With The Making of Fast & Furious 6, we get a four-part domain that takes up a total of 26 minutes, 43 seconds. “Making” splits into “The Fastest of Them All” (10:06), “Reuniting the Team” (7:34), “Letty’s Return” (4:42) and “The Mastermind and His Mole” (4:21).
Across these, we hear from Lin, Diesel, Walker, Rodriguez, producer Neal H. Moritz, 2nd unit director Spiro Razatos, 2nd unit stunt coordinator Andy Gill, unit production manager Clayton Townsend, writer Chris Morgan, and actors Dwayne Johnson, Luke Evans, Gal Gadot, Jordana Brewster, Sung Kang, Tyrese Gibson, Chris Bridges, Gina Carano, and Laz Alonso.
The segments look at locations, story/characters, stunts and action, cast and performances. The various clips tend toward the fluffy side of the street, so we get some decent shots from the set and little else.
Next comes another four-parter: Planes, Tanks and Automobiles. Its sections run a total of 24 minutes, 16 seconds and break into “The London Chase” (7:56), “Highway Heist” (6:28), “The Antonov Takedown” (6:18) and “Dom and Letty Race Again” (3:35).
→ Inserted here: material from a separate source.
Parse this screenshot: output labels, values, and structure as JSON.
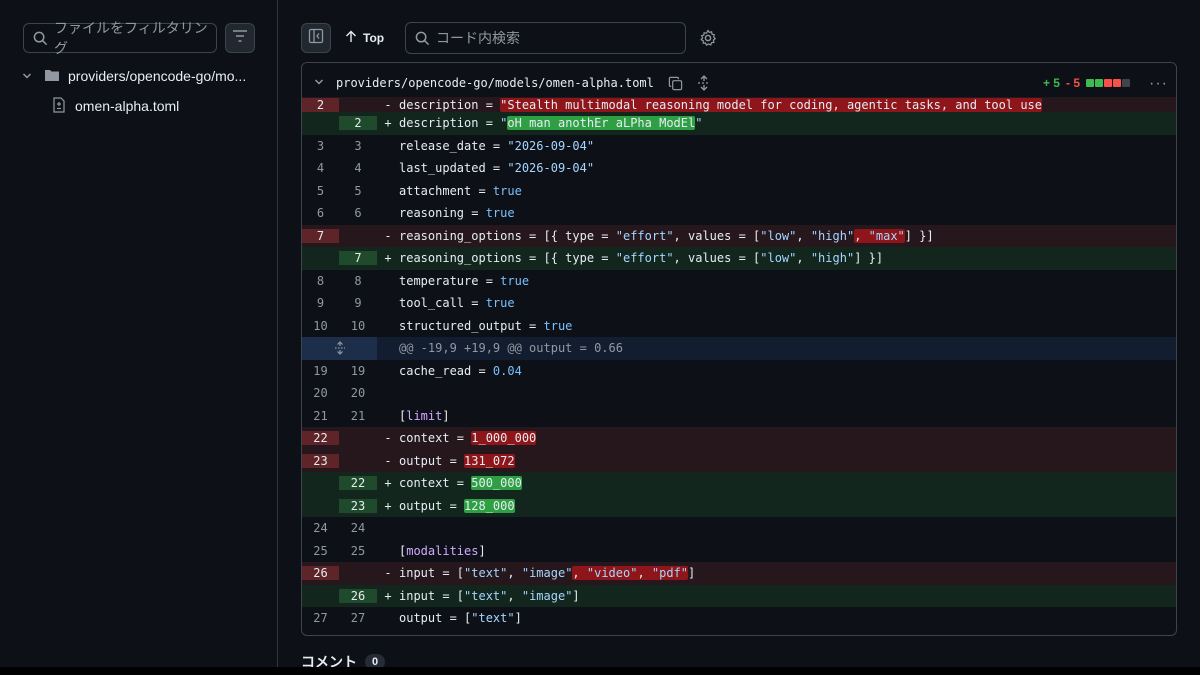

These clips deliver info from Lin, Evans, Gill, Razatos, Walker, Gibson, Diesel, Moritz, Rodriguez, Gadot, McCarthy, VFX supervisor Kelvin McIlwain, senior SFX technician Ryan Conder, 2nd unit key grip Darren Holland, and SFX supervisor Joss Williams.
Once again we go to the set, with an emphasis on driving action and stunts. Though these clips also tend toward hyperbole, they offer more than enough useful info to maintain our attention.
It’s All About the Cars goes into three more pieces: “On the Set With Vin” (3:16), “Gearhead’s Delight” (6:27) and “The Flip Car” (5:23). We locate notes from Lin, Diesel, McCarthy, Razatos, Walker, Moritz, Gill, Bridges, Evans and stunt driver Mark Higgins.
As implied by the title, “Cars” covers aspects of the movie’s vehicles. Like its siblings, these tend toward a lot of hyperbole, but they give us a good array of notes about the vehicles and stunts.
Finally, Hand to Hand Fury runs nine minutes, 44 seconds and features Diesel, Lin, Powell, Walker, Johnson, Carano, Rodriguez, Evans, fight choreographer Olivier Schneider, fight arrangers Yves Girard and Patrick Vo and actor Joe Taslim.
Another self-explanatory title, “Fury” covers some of the personal combat elements. It turns into another enjoyable piece.
The Blu-ray disc opens with ads for Kick Ass 2, Fast and Furious 6: The Game, Transformers: The Ride and Riddick. No trailer for Furious 6 appears here, but we do find a “First Look” at Furious 7 (1:54) that simply shows one scene from that movie.
Many films into the franchise, Fast & Furious 6 demonstrates the series’ desire to go crazier and crazier with its action. This results in some exciting stunts but the absence of an involving narrative restricts the movie’s appeal. The 4K UHD offers very good picture along with excellent audio and mostly interesting supplements. Furious 6 becomes another erratic action flick.
To rate this film, visit the original review of FAST & FURIOUS 6